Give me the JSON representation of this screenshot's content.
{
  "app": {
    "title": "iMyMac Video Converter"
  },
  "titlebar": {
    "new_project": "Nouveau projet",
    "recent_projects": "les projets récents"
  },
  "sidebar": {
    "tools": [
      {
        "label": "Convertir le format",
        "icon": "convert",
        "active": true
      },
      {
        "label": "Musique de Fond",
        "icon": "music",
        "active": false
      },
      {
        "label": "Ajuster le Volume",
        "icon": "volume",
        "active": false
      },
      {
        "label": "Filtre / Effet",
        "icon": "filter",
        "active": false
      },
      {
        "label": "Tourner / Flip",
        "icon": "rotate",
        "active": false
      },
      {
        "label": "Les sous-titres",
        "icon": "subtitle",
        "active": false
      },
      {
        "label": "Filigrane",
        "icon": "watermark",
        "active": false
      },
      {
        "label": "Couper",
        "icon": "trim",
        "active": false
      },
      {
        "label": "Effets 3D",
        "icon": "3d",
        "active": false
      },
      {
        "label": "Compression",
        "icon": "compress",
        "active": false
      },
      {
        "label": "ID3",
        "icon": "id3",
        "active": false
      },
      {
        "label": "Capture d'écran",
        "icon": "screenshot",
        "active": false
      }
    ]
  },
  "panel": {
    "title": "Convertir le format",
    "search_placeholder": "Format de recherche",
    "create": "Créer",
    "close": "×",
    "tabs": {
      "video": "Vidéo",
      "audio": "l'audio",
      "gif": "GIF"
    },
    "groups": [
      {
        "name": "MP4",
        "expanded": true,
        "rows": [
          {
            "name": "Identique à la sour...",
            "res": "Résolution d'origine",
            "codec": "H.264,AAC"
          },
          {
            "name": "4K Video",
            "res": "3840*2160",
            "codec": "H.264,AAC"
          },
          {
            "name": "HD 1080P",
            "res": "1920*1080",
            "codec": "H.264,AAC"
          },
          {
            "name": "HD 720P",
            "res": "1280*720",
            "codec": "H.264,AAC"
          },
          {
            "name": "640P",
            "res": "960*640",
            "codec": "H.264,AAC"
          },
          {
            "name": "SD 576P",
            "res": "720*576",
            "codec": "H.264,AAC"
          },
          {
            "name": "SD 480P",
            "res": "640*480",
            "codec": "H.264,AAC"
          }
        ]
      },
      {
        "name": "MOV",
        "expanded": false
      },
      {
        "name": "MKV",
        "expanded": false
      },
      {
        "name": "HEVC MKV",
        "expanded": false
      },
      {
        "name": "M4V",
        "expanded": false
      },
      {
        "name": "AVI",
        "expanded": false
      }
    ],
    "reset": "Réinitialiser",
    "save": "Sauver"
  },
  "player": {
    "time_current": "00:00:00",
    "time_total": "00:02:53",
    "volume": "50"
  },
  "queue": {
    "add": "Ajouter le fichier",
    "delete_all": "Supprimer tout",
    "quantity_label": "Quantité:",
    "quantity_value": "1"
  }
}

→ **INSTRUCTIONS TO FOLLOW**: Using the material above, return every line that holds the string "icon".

→ **WRITTEN RESPONSE**:
        "icon": "convert",
        "icon": "music",
        "icon": "volume",
        "icon": "filter",
        "icon": "rotate",
        "icon": "subtitle",
        "icon": "watermark",
        "icon": "trim",
        "icon": "3d",
        "icon": "compress",
        "icon": "id3",
        "icon": "screenshot",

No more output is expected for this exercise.